Spectacular beauty, rich archaeological heritage, and newly opened doors into both past and future
I recently returned from hosting an Archaeological Institute of America (AIA) tour to Libya, and am still dazzled by the memories of what I saw there. Libya's archaeological heritage ranges from prehistoric rock art through well-preserved Greek, Punic, and Roman architecture; Early Christian/Byzantine churches and mosaics; and Islamic mosques and dwellings. There are five UNESCO World Heritage sites in Libya, and we visited four of them--Cyrene, Sabratha, Lepcis Magna, and Ghadames. Cyrene features spectacular Greek temples of Zeus and Apollo and a new museum crammed with Greek and Roman sculpture from the site. Sabratha and Lepcis are best known for their Roman remains, including rebuilt theaters at each site complete with elaborate colonnaded stage facades. The exotic medieval caravan town of Ghadames, on the edge of the Sahara's great sand sea, is a warren of connected whitewashed mud-brick houses in an oasis surrounded by desert dunes. With these and many other lesser known but equally fascinating sites, Libya has much to offer the traveler interested in archaeology.
After 23 years of sanctions, the Libyan archaeological community is eager to resume contact with their American colleagues. There is a long history of American-Libyan archaeology, especially at Cyrene. In 1910, the AIA began work at Cyrene, but the project was short-lived. A half century later, Clark Hopkins, John Pedley, and Donald White excavated three seasons (1965-1967) at Apollonia, Cyrene's port, for the University of Michigan. In 1969, White turned to Cyrene itself, excavating its Sanctuary of Demeter and Persephone for 11 years on behalf of first the University of Michigan and then the University of Pennsylvania. Now, White and Oberlin College's Susan Kane, who is also the AIA's vice-president for publications, are returning to the site with the Cyrenaica Archaeological Project.

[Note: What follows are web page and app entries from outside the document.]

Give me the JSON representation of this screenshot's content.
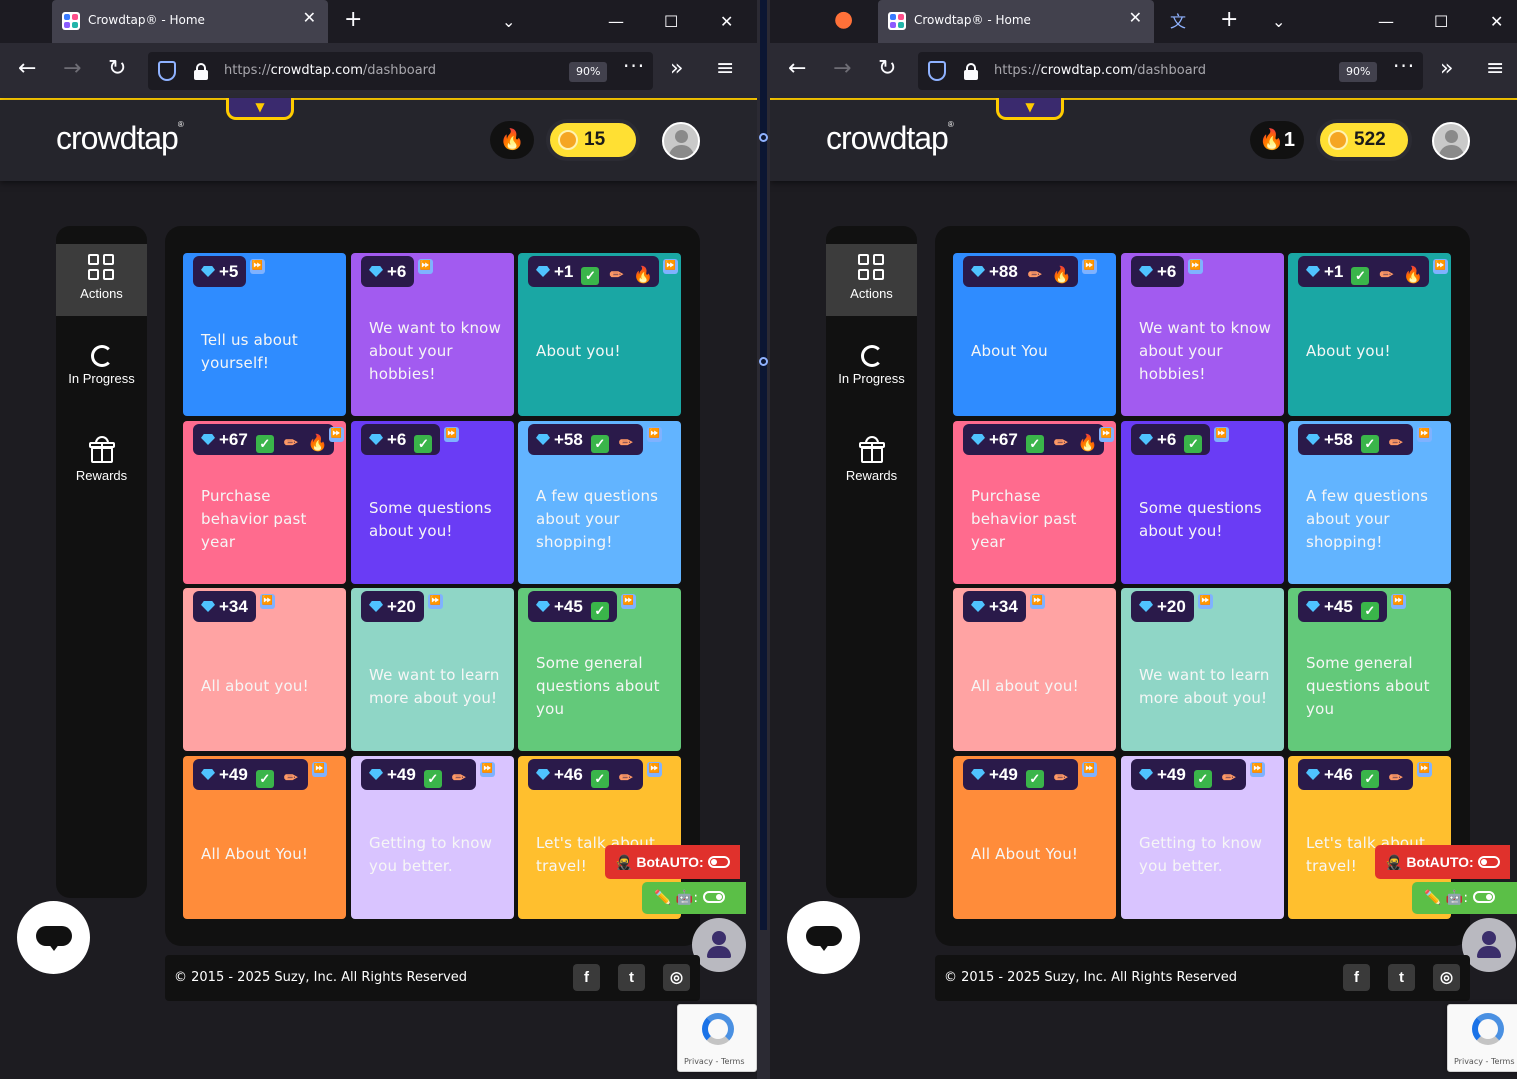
{
  "browser": {
    "tab_title": "Crowdtap® - Home",
    "url_prefix": "https://",
    "url_host": "crowdtap.com",
    "url_path": "/dashboard",
    "zoom": "90%"
  },
  "site": {
    "logo": "crowdtap",
    "nav": [
      {
        "label": "Actions"
      },
      {
        "label": "In Progress"
      },
      {
        "label": "Rewards"
      }
    ],
    "footer": {
      "copyright": "© 2015 - 2025 Suzy, Inc. All Rights Reserved",
      "social": [
        "facebook-icon",
        "twitter-icon",
        "instagram-icon"
      ]
    },
    "recaptcha_terms": "Privacy - Terms",
    "botauto_label": "BotAUTO:",
    "toggle_label": ":"
  },
  "left": {
    "streak": "",
    "coins": "15",
    "cards": [
      {
        "points": "+5",
        "icons": [],
        "text": "Tell us about yourself!",
        "color": "#2f8cff"
      },
      {
        "points": "+6",
        "icons": [],
        "text": "We want to know about your hobbies!",
        "color": "#a25bf0"
      },
      {
        "points": "+1",
        "icons": [
          "check",
          "pencil",
          "flame"
        ],
        "text": "About you!",
        "color": "#1aa7a4"
      },
      {
        "points": "+67",
        "icons": [
          "check",
          "pencil",
          "flame"
        ],
        "text": "Purchase behavior past year",
        "color": "#ff6b8e"
      },
      {
        "points": "+6",
        "icons": [
          "check"
        ],
        "text": "Some questions about you!",
        "color": "#6a3cf5"
      },
      {
        "points": "+58",
        "icons": [
          "check",
          "pencil"
        ],
        "text": "A few questions about your shopping!",
        "color": "#62b4ff"
      },
      {
        "points": "+34",
        "icons": [],
        "text": "All about you!",
        "color": "#ffa3a3"
      },
      {
        "points": "+20",
        "icons": [],
        "text": "We want to learn more about you!",
        "color": "#8fd6c6"
      },
      {
        "points": "+45",
        "icons": [
          "check"
        ],
        "text": "Some general questions about you",
        "color": "#63c97a"
      },
      {
        "points": "+49",
        "icons": [
          "check",
          "pencil"
        ],
        "text": "All About You!",
        "color": "#ff8c3a"
      },
      {
        "points": "+49",
        "icons": [
          "check",
          "pencil"
        ],
        "text": "Getting to know you better.",
        "color": "#d9c4ff"
      },
      {
        "points": "+46",
        "icons": [
          "check",
          "pencil"
        ],
        "text": "Let's talk about travel!",
        "color": "#ffbf2e"
      }
    ]
  },
  "right": {
    "streak": "1",
    "coins": "522",
    "cards": [
      {
        "points": "+88",
        "icons": [
          "pencil",
          "flame"
        ],
        "text": "About You",
        "color": "#2f8cff"
      },
      {
        "points": "+6",
        "icons": [],
        "text": "We want to know about your hobbies!",
        "color": "#a25bf0"
      },
      {
        "points": "+1",
        "icons": [
          "check",
          "pencil",
          "flame"
        ],
        "text": "About you!",
        "color": "#1aa7a4"
      },
      {
        "points": "+67",
        "icons": [
          "check",
          "pencil",
          "flame"
        ],
        "text": "Purchase behavior past year",
        "color": "#ff6b8e"
      },
      {
        "points": "+6",
        "icons": [
          "check"
        ],
        "text": "Some questions about you!",
        "color": "#6a3cf5"
      },
      {
        "points": "+58",
        "icons": [
          "check",
          "pencil"
        ],
        "text": "A few questions about your shopping!",
        "color": "#62b4ff"
      },
      {
        "points": "+34",
        "icons": [],
        "text": "All about you!",
        "color": "#ffa3a3"
      },
      {
        "points": "+20",
        "icons": [],
        "text": "We want to learn more about you!",
        "color": "#8fd6c6"
      },
      {
        "points": "+45",
        "icons": [
          "check"
        ],
        "text": "Some general questions about you",
        "color": "#63c97a"
      },
      {
        "points": "+49",
        "icons": [
          "check",
          "pencil"
        ],
        "text": "All About You!",
        "color": "#ff8c3a"
      },
      {
        "points": "+49",
        "icons": [
          "check",
          "pencil"
        ],
        "text": "Getting to know you better.",
        "color": "#d9c4ff"
      },
      {
        "points": "+46",
        "icons": [
          "check",
          "pencil"
        ],
        "text": "Let's talk about travel!",
        "color": "#ffbf2e"
      }
    ]
  }
}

However, the practice of archaeology and conservation of sites in Libya has a long way to go to reach international standards. During the lost years of the sanctions, a generation of young scholars, field archaeologists, and conservators had limited opportunities to travel or study abroad. Teaching of foreign languages in Libyan schools and universities languished, and new foreign books and scholarly journals did not reach its libraries, preventing scholars from staying abreast of current research. Training in modern excavation, conservation, and storage methodologies and technologies is lacking. Protection against looting and vandalism of sites and monuments, to say nothing of encroaching development, is woefully inadequate. Presentation and interpretation of sites for tourists needs to be developed, and local guides need training.
As American and European archaeologists excavate in Libya, they are working with their Libyan colleagues to address many of the problems outlined above. Susan Kane's team at Cyrene, for example, is collaborating with the regional Department of Antiquities office on a comprehensive project that includes upgrading the department's site-management systems and research library, and computerization of their paper and photographic records. The AIA, which sponsored the first excavation at Cyrene in 1910, is investigating how it might be able to assist in protecting the site and enhancing the experience of visitors.
Helping Libya develop state-of-the-art archaeology and responsible tourism is both a challenge and an opportunity. We at the AIA are excited about the possibilities for the future.
Jane C. Waldbaum is the president of the Archaeological Institute of America.